To prepare an initial model of the FN-bound and TS2/16-bound integrin α5β1, the available crystal structures 4wk0 [α5β1 headpiece (29)], 3vi3 [α5β1 headpiece with upper legs (30)], 5xcx [TS2/16 Fv-clasp (26)], and 1fnf [FN7-10 (12)] were fit as rigid bodies into the EM density maps using Chimera (63)). The model was further refined by manual building and real-space refinement in Coot (67), using maps of the core density of integrin (integrin α5β1, FN9-10, and TS2/16 Fv-clasp) at a resolution of 3.1 Å and that of the whole molecule at a resolution of 3.5 Å as references. B factors were then added, and the structure was validated using PHENIX (68). The final structure fitted well to the cryo-EM density, with a correlation coefficient around the model (CCmask) of 0.75 (table S1). Note that the B factors of the periphery of the model (FN7 and integrin legs) are high because of the flexibilities of the corresponding portions.

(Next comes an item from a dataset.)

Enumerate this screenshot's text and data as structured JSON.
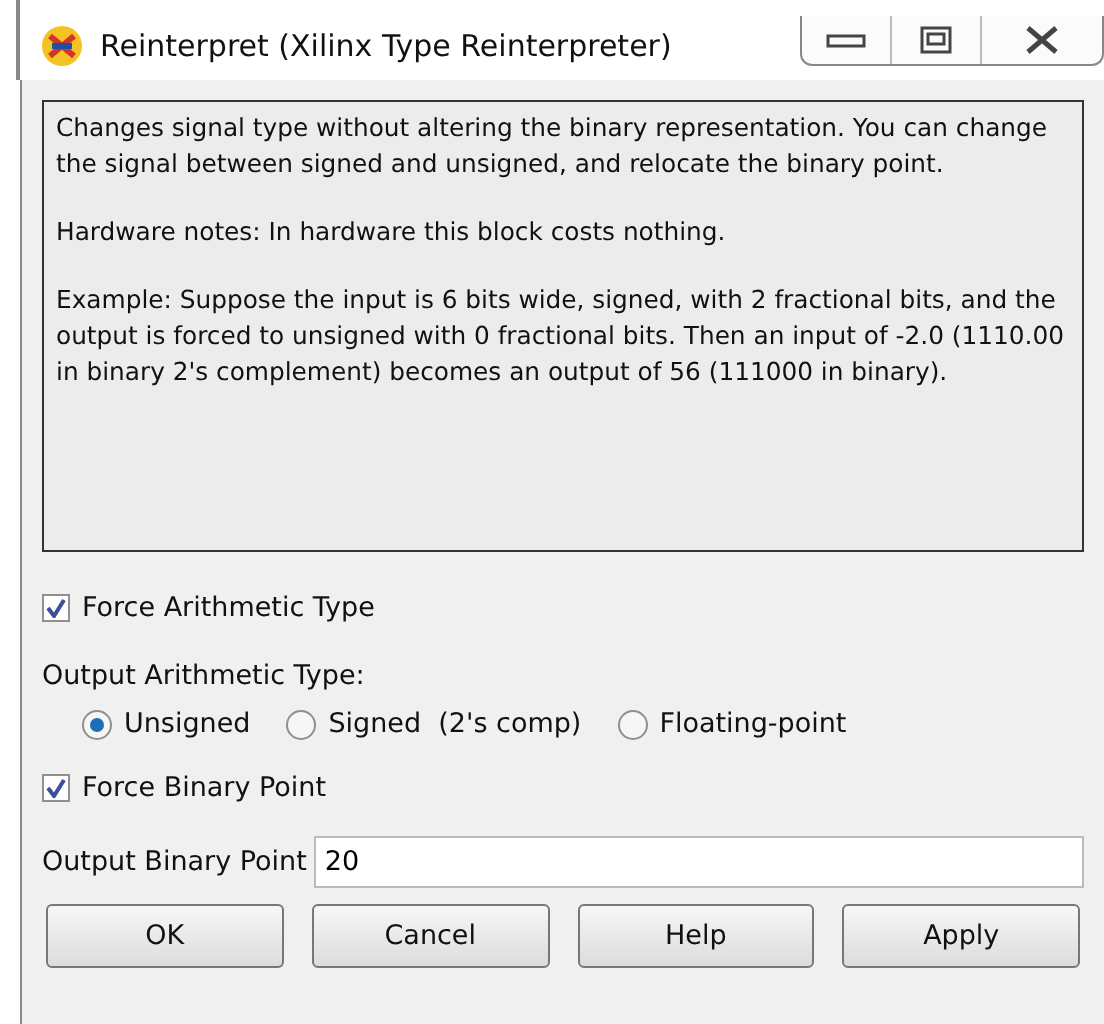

For the resting integrin α5β1, the crystal structures 4wjk (29) and 3vi3 (30) showing the headpiece and headpiece with upper legs, respectively, were used for initial fitting in Chimera. The missing parts of the lower legs (calf1 and calf2, PSI, EGF1 to EGF4, and β-tail domains) were prepared by homology modeling based on the crystal structure 3fcs [ectodomain of integrin αIIbβ3 (13)] using MODELLER (69). The initial model was manually adjusted, and domains were linked using Coot. B factors were added, and the structure was validated using PHENIX. The final structure fit to the cryo-EM density, with a correlation coefficient around the model (CCmask) of 0.66 (table S1). Note that the B factors of the periphery of the model (integrin lower legs) are high because of the flexibilities of the corresponding portions.

SUPPLEMENTARY MATERIALS

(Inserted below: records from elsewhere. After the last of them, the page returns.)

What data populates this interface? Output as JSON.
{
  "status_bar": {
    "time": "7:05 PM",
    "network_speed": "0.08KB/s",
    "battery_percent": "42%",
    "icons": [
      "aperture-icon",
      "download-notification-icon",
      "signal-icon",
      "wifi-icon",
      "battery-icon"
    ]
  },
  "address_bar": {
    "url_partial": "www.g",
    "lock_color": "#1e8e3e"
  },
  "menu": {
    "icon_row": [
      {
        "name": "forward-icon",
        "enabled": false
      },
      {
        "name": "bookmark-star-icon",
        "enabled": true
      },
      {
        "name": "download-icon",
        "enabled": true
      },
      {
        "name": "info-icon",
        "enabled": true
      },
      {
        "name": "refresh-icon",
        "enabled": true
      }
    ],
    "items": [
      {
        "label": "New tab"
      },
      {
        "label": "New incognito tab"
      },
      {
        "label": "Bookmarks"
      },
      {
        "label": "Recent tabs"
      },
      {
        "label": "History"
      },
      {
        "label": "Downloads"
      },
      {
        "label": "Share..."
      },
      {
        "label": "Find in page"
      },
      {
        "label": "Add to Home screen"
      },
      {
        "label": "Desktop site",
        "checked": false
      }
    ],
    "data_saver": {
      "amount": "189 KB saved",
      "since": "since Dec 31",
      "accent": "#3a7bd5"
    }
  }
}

Supplementary material for this article is available at http://advances.sciencemag.org/cgi/content/full/7/19/eabe9716/DC1

https://creativecommons.org/licenses/by-nc/4.0/

This is an open-access article distributed under the terms of the Creative Commons Attribution-NonCommercial license, which permits use, distribution, and reproduction in any medium, so long as the resultant use is not for commercial advantage and provided the original work is properly cited.

REFERENCES AND NOTES

Acknowledgments: We thank C. Hübener (LMU Klinikum Munich, Klinik und Poliklinik für Frauenheilkunde und Geburtshilfe, Campus Großhadern) for providing deidentified human placentas. We are grateful to R. Izawa for work in the early stages of establishing the purification protocol of integrin α5β1 from human placenta. We thank S. Schkölziger for technical support. We acknowledge E. Conti and the Max Planck Institute of Biochemistry cryo-EM (D. Bollschweiler and T. Schäfer) and biochemistry core facilities for support and infrastructure. We also thank members of the Mizuno and Takagi laboratories for discussions. Funding: N.M. acknowledges the Max Planck Society, Boehringer Ingelheim Foundation Plus 3 Program, and the European Research Council (ERC-CoG, 724209) and German Research Foundation, DFG SFB863, for funding. N.M. is a recipient of the EMBO Young Investigator award. N.M. is further supported by the Intramural Research Program of the National Heart Lung and Blood Institute and by the National Institute of Arthritis and Musculoskeletal and Skin Diseases of the NIH. This work was performed under the International Collaborative Research Program of the Institute for Protein Research, Osaka University (ICR-18-05). Author contributions: S.S., J.T., C.B., and N.M. conceived, supervised, and designed the project. K.M. initiated the integrin purification from human placenta, and S.S. and R.V.N. performed cloning and protein purification. S.S. with the help of D.D. performed cryo-EM data collection and image processing. S.S. performed protein functional assays. Molecular modeling was performed by C.B. S.S., C.B., and N.M. wrote the manuscript with the help of all the authors. Competing interests: The authors declare that they have no competing interests. Data and materials availability: All data needed to evaluate the conclusions in the paper are present in the paper and/or the Supplementary Materials. 3D structure has been deposited to the Protein and Electron Microscopy Data Bank (PDB ID: 7NWL, EMD-12634 for integrin a5b1 in complex with FN7-10 and TS2/16; and PDB ID: 7NXD, EMDB-12637 for integrin a5b1 in half-bent conformation).

Stay Connected to Science Advances

Navigate This Article